*INSTRUCTIONS TO FOLLOW:*
Omit images. Retype all entries verbatim.

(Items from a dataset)
********************

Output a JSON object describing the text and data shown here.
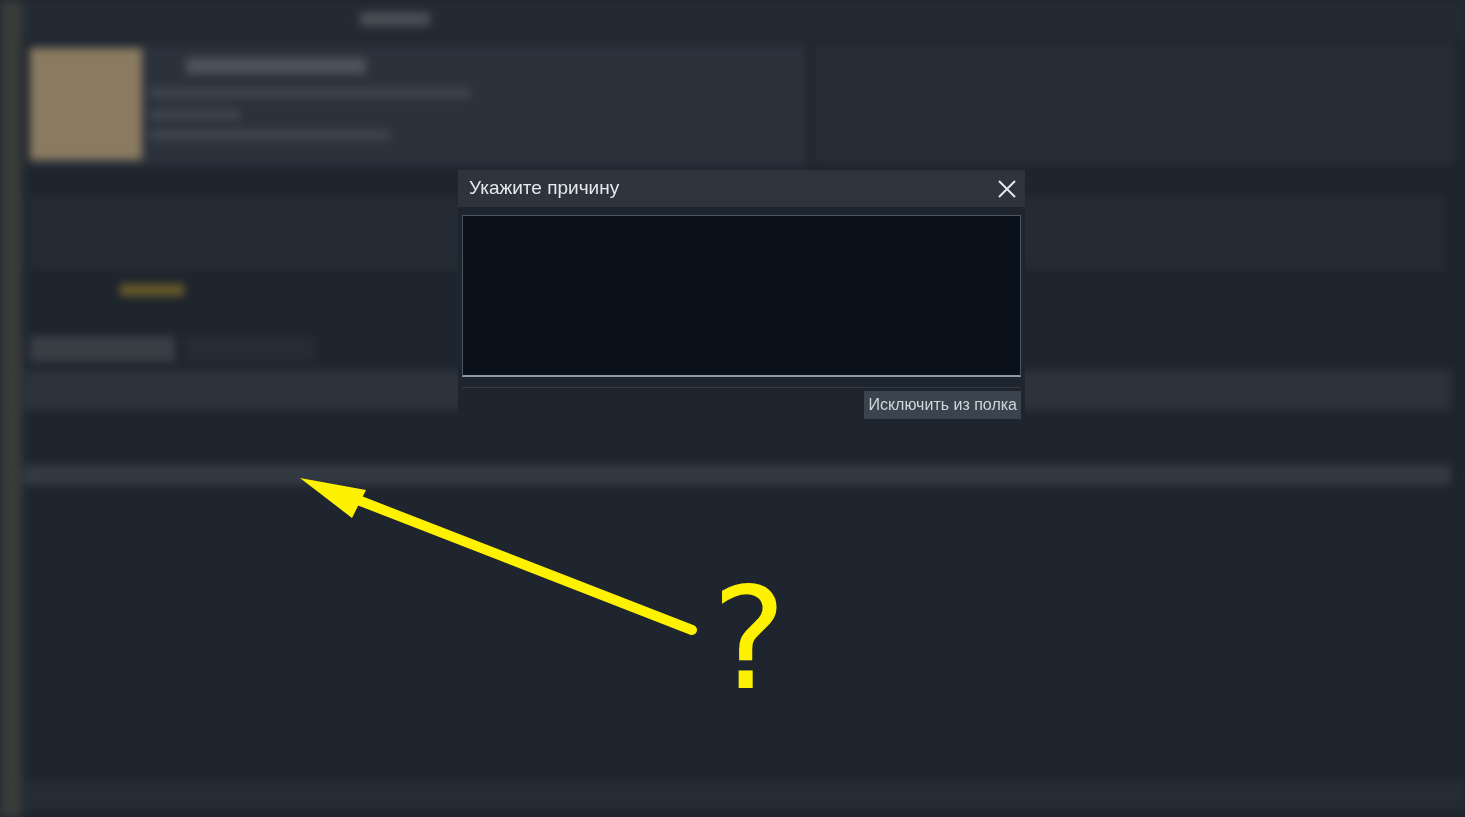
{
  "dialog": {
    "title": "Укажите причину",
    "confirm_button": "Исключить из полка"
  },
  "annotation": {
    "mark": "?"
  }
}
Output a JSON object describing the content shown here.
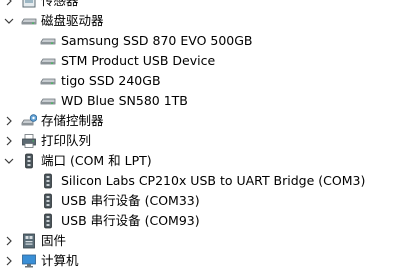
{
  "tree": {
    "categories": [
      {
        "label": "传感器",
        "expanded": false,
        "icon": "sensor-icon"
      },
      {
        "label": "磁盘驱动器",
        "expanded": true,
        "icon": "disk-drive-icon",
        "children": [
          {
            "label": "Samsung SSD 870 EVO 500GB",
            "icon": "disk-drive-icon"
          },
          {
            "label": "STM Product USB Device",
            "icon": "disk-drive-icon"
          },
          {
            "label": "tigo SSD 240GB",
            "icon": "disk-drive-icon"
          },
          {
            "label": "WD Blue SN580 1TB",
            "icon": "disk-drive-icon"
          }
        ]
      },
      {
        "label": "存储控制器",
        "expanded": false,
        "icon": "storage-controller-icon"
      },
      {
        "label": "打印队列",
        "expanded": false,
        "icon": "printer-icon"
      },
      {
        "label": "端口 (COM 和 LPT)",
        "expanded": true,
        "icon": "port-icon",
        "children": [
          {
            "label": "Silicon Labs CP210x USB to UART Bridge (COM3)",
            "icon": "port-icon"
          },
          {
            "label": "USB 串行设备 (COM33)",
            "icon": "port-icon"
          },
          {
            "label": "USB 串行设备 (COM93)",
            "icon": "port-icon"
          }
        ]
      },
      {
        "label": "固件",
        "expanded": false,
        "icon": "firmware-icon"
      },
      {
        "label": "计算机",
        "expanded": false,
        "icon": "computer-icon"
      }
    ]
  }
}
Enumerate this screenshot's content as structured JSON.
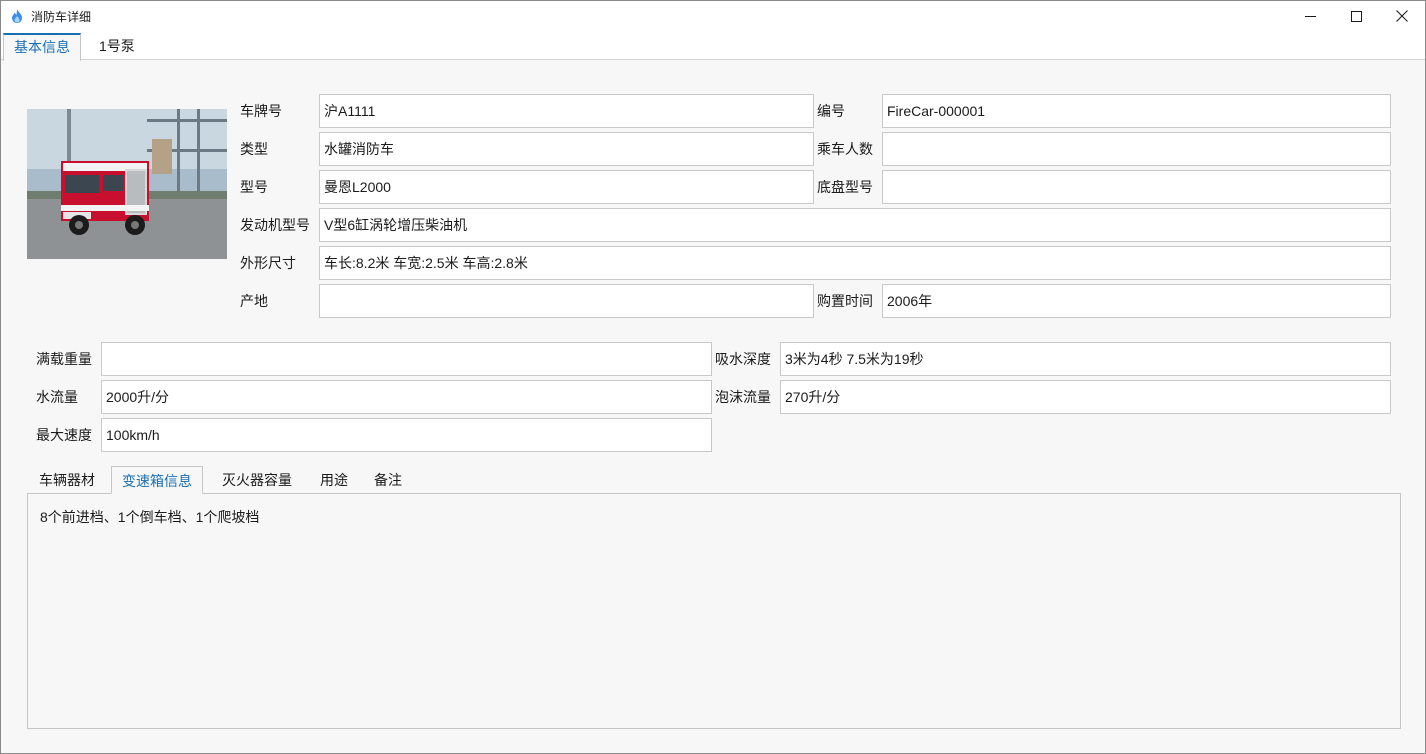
{
  "window": {
    "title": "消防车详细",
    "icon": "flame-icon"
  },
  "top_tabs": [
    {
      "label": "基本信息",
      "active": true
    },
    {
      "label": "1号泵",
      "active": false
    }
  ],
  "vehicle": {
    "plate_label": "车牌号",
    "plate_value": "沪A1111",
    "code_label": "编号",
    "code_value": "FireCar-000001",
    "type_label": "类型",
    "type_value": "水罐消防车",
    "crew_label": "乘车人数",
    "crew_value": "",
    "model_label": "型号",
    "model_value": "曼恩L2000",
    "chassis_label": "底盘型号",
    "chassis_value": "",
    "engine_label": "发动机型号",
    "engine_value": "V型6缸涡轮增压柴油机",
    "size_label": "外形尺寸",
    "size_value": "车长:8.2米 车宽:2.5米 车高:2.8米",
    "origin_label": "产地",
    "origin_value": "",
    "purchase_label": "购置时间",
    "purchase_value": "2006年",
    "load_label": "满载重量",
    "load_value": "",
    "suction_label": "吸水深度",
    "suction_value": "3米为4秒 7.5米为19秒",
    "water_label": "水流量",
    "water_value": "2000升/分",
    "foam_label": "泡沫流量",
    "foam_value": "270升/分",
    "speed_label": "最大速度",
    "speed_value": "100km/h"
  },
  "sub_tabs": [
    {
      "label": "车辆器材",
      "active": false
    },
    {
      "label": "变速箱信息",
      "active": true
    },
    {
      "label": "灭火器容量",
      "active": false
    },
    {
      "label": "用途",
      "active": false
    },
    {
      "label": "备注",
      "active": false
    }
  ],
  "sub_panel": {
    "text": "8个前进档、1个倒车档、1个爬坡档"
  },
  "colors": {
    "accent": "#1a6fb3",
    "truck_red": "#c8102e"
  }
}
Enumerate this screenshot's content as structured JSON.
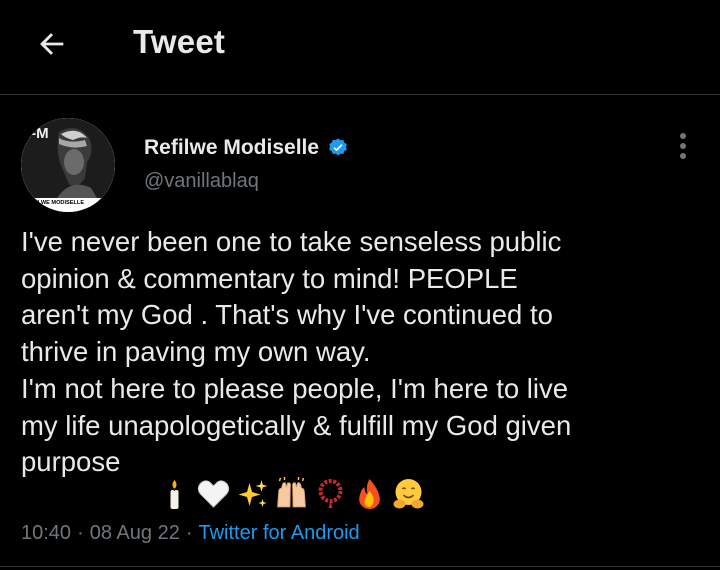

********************

*ANSWER FOR THIS EXERCISE:*
Output a JSON object describing the text and data shown here.
{
  "dialog": {
    "title": "Укажите причину",
    "confirm_button": "Исключить из полка"
  },
  "annotation": {
    "mark": "?"
  }
}
Output a JSON object describing the content shown here.
{
  "tree": {
    "categories": [
      {
        "label": "传感器",
        "expanded": false,
        "icon": "sensor-icon"
      },
      {
        "label": "磁盘驱动器",
        "expanded": true,
        "icon": "disk-drive-icon",
        "children": [
          {
            "label": "Samsung SSD 870 EVO 500GB",
            "icon": "disk-drive-icon"
          },
          {
            "label": "STM Product USB Device",
            "icon": "disk-drive-icon"
          },
          {
            "label": "tigo SSD 240GB",
            "icon": "disk-drive-icon"
          },
          {
            "label": "WD Blue SN580 1TB",
            "icon": "disk-drive-icon"
          }
        ]
      },
      {
        "label": "存储控制器",
        "expanded": false,
        "icon": "storage-controller-icon"
      },
      {
        "label": "打印队列",
        "expanded": false,
        "icon": "printer-icon"
      },
      {
        "label": "端口 (COM 和 LPT)",
        "expanded": true,
        "icon": "port-icon",
        "children": [
          {
            "label": "Silicon Labs CP210x USB to UART Bridge (COM3)",
            "icon": "port-icon"
          },
          {
            "label": "USB 串行设备 (COM33)",
            "icon": "port-icon"
          },
          {
            "label": "USB 串行设备 (COM93)",
            "icon": "port-icon"
          }
        ]
      },
      {
        "label": "固件",
        "expanded": false,
        "icon": "firmware-icon"
      },
      {
        "label": "计算机",
        "expanded": false,
        "icon": "computer-icon"
      }
    ]
  }
}
Enumerate this screenshot's content as structured JSON.
{
  "window": {
    "title": "消防车详细",
    "icon": "flame-icon"
  },
  "top_tabs": [
    {
      "label": "基本信息",
      "active": true
    },
    {
      "label": "1号泵",
      "active": false
    }
  ],
  "vehicle": {
    "plate_label": "车牌号",
    "plate_value": "沪A1111",
    "code_label": "编号",
    "code_value": "FireCar-000001",
    "type_label": "类型",
    "type_value": "水罐消防车",
    "crew_label": "乘车人数",
    "crew_value": "",
    "model_label": "型号",
    "model_value": "曼恩L2000",
    "chassis_label": "底盘型号",
    "chassis_value": "",
    "engine_label": "发动机型号",
    "engine_value": "V型6缸涡轮增压柴油机",
    "size_label": "外形尺寸",
    "size_value": "车长:8.2米 车宽:2.5米 车高:2.8米",
    "origin_label": "产地",
    "origin_value": "",
    "purchase_label": "购置时间",
    "purchase_value": "2006年",
    "load_label": "满载重量",
    "load_value": "",
    "suction_label": "吸水深度",
    "suction_value": "3米为4秒 7.5米为19秒",
    "water_label": "水流量",
    "water_value": "2000升/分",
    "foam_label": "泡沫流量",
    "foam_value": "270升/分",
    "speed_label": "最大速度",
    "speed_value": "100km/h"
  },
  "sub_tabs": [
    {
      "label": "车辆器材",
      "active": false
    },
    {
      "label": "变速箱信息",
      "active": true
    },
    {
      "label": "灭火器容量",
      "active": false
    },
    {
      "label": "用途",
      "active": false
    },
    {
      "label": "备注",
      "active": false
    }
  ],
  "sub_panel": {
    "text": "8个前进档、1个倒车档、1个爬坡档"
  },
  "colors": {
    "accent": "#1a6fb3",
    "truck_red": "#c8102e"
  }
}
Enumerate this screenshot's content as structured JSON.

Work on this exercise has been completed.